But integrating nutrition policy with the Common Agricultural Policy (CAP) won’t be easy.
Take a look at the “Common Agricultural Policy at a glance” page on the European Commission’s website and there is mention of “stable supply”, environmental protection and animal welfare standards, but nothing on nutrition or health. This is because food safety is perceived as an EU competency, but when it comes to nutrition-related health, the lines become blurred.
An article published in the journal Food Policy last year begged the question: How much priority is given to nutrition and health in the EU Common Agricultural Policy?
“Aligning agricultural policy such as CAP with nutrition is complex,” the researchers from the UK and Australia noted.
“Not least because the aims of agricultural policy are predominantly economic, presenting a challenge for developing coherence between agricultural trade and health policy.”

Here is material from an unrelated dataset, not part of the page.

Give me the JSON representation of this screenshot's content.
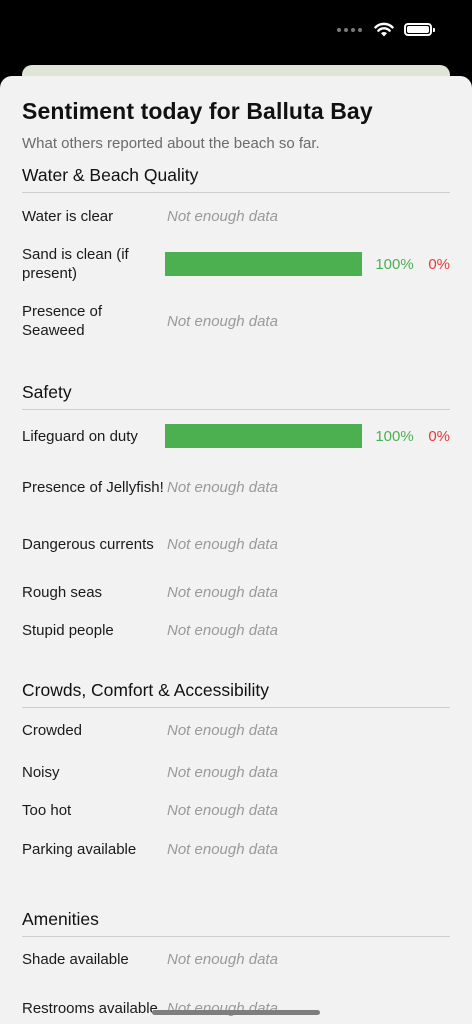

In some cases, agricultural and health polices appear not just poorly aligned but completely contradictory. Earlier this month, EU production quotas on sugar were removed. It’s unclear whether this will see prices nosedive or not, but some forecasters have predicted that EU white sugar production will rocket upwards by 31 percent between 2016 and 2021.
Health campaigners have long voiced fears that the market could be flooded with cheap sugar, undermining any efforts to reduce consumption.

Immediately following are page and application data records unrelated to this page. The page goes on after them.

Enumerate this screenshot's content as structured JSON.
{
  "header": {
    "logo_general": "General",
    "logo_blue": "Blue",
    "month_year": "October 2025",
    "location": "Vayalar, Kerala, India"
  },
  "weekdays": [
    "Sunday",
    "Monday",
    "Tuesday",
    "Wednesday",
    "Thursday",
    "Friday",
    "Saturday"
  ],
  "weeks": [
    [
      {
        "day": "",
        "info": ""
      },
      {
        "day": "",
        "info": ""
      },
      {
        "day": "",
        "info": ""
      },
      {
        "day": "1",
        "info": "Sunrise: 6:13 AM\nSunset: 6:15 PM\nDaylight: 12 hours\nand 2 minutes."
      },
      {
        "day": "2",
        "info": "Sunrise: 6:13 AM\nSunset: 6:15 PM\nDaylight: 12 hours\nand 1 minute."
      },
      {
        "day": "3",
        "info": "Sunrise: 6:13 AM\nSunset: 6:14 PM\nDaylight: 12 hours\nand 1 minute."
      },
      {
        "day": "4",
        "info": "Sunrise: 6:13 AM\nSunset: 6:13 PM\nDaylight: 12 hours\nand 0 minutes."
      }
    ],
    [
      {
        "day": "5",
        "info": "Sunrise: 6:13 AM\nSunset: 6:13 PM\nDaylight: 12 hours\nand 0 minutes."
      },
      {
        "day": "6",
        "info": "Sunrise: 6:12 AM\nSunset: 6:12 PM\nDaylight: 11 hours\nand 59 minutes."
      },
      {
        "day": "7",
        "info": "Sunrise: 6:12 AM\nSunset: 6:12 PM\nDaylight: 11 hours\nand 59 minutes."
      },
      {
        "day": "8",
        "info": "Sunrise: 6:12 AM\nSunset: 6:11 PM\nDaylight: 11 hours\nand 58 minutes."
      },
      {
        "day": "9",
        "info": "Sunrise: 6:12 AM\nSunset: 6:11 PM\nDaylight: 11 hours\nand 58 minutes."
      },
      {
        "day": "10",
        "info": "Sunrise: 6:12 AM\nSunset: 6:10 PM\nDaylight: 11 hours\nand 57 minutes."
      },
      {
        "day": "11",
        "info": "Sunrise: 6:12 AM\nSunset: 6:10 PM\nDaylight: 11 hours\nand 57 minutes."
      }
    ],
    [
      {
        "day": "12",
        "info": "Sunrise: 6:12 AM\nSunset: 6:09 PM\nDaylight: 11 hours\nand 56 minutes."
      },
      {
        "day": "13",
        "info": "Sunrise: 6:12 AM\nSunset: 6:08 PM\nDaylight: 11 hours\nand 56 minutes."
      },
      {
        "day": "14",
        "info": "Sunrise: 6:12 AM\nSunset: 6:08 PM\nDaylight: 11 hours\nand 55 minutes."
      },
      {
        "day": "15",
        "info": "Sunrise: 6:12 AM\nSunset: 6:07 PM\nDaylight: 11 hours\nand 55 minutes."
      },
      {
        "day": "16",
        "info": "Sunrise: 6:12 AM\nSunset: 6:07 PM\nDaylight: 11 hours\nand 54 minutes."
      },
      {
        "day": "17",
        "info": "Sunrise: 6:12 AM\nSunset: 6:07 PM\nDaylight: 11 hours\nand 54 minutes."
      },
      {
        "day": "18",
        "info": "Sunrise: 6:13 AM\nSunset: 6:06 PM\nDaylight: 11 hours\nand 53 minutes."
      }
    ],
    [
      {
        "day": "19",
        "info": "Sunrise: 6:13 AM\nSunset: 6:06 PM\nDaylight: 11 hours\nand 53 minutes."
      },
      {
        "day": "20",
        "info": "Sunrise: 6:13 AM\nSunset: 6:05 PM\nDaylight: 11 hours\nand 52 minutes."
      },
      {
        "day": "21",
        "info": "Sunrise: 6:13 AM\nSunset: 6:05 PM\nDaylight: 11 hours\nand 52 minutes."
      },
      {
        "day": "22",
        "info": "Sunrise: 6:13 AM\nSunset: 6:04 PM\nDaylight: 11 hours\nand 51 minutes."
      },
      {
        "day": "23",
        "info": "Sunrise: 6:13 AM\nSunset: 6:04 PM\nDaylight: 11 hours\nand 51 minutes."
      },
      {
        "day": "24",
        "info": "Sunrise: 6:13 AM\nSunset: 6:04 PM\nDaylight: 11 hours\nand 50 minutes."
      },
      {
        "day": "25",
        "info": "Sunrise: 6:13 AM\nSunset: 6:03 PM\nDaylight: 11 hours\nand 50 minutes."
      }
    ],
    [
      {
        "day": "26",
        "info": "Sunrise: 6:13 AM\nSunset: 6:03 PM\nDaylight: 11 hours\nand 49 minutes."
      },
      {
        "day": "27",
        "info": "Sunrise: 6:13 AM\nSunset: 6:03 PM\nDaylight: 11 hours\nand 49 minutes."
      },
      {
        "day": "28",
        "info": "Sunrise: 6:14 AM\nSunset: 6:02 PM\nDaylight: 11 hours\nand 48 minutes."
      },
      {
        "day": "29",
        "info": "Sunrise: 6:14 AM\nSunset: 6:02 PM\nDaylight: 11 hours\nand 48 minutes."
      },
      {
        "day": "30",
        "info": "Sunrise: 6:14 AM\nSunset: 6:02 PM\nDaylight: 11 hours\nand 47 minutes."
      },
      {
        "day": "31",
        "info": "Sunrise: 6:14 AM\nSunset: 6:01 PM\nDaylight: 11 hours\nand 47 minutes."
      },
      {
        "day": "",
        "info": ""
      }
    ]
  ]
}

As Tam Fry from the UK’s National Obesity Forum summed it up last year: “Europe’s health ministers didn’t get the better of the agriculture ministers [and the latter] don’t give a damn about health.”
But it’s not just sugar production policies that are at cross-purposes with the health agenda.
In September, the European Heart Network (EHN) published a new report showing the benefits of shifting towards diets with more plants and fewer livestock products, like meat and full-fat dairy.
EHN called for a “radical rethinking” of the “market-focused” CAP, which the Brussels-based alliance claimed has helped shape current dietary patterns. Susanne Loegstrup, director of EHN, told EUobserver that, so far, there has been “little appetite among our politicians” to implement policies on diet.
Interviews with agricultural, trade and health policymakers listed in the Food Policy paper mentioned above, offer some insight as to why. The experts discovered that because of the treaties relevant to CAP, nutrition is seen as something for member states to decide.
As one interviewee put it: “That’s where people in [DG SANTE] always say ‘yeah, but there’s a [very serious] limitation … because the people who can make change in terms of health and health regulations – that’s national states’.”
Still, “some respondents were of the view that if the will is there, nutrition can be legally justified as an issue to be addressed by CAP”, the researchers noted.
The World Bank weighs in
With every major new report, new seeds are planted. The one just produced by IPES-Food is comprehensive, while EHN’s merits a wider hearing.
The World Bank’s findings are perhaps the most significant, however.
CAP’s focus on economics seems to be the major sticking point, so the bank weighing in on the issue marks an intriguing shift.
“It is the World Bank,” explained Lawrence Haddad, executive director at the Global Alliance for Improved Nutrition (Gain). “Love them or not, they matter. If they say we need to pay more attention to how food systems can mitigate obesity, others will pay attention. They reach constituencies that [others, including the World Health Organization and the UN's Food and Agriculture Organization] cannot.”
The bank’s findings are “an important signal to those inside and outside the World Bank that obesity is not off the table, and that some of the Bank’s investments in agriculture and food systems could be doing more to mitigate it and may even be inadvertently contributing to it”, said Haddad.
What’s more, the authors are realistic about evidence; the fact that there is not nearly enough does not mean nothing can or should be done. That’s “refreshing”, said Haddad.
Rocha came to a similar conclusion: “The complexity of health impacts in food systems is real and challenging, but should not be an excuse for inaction.”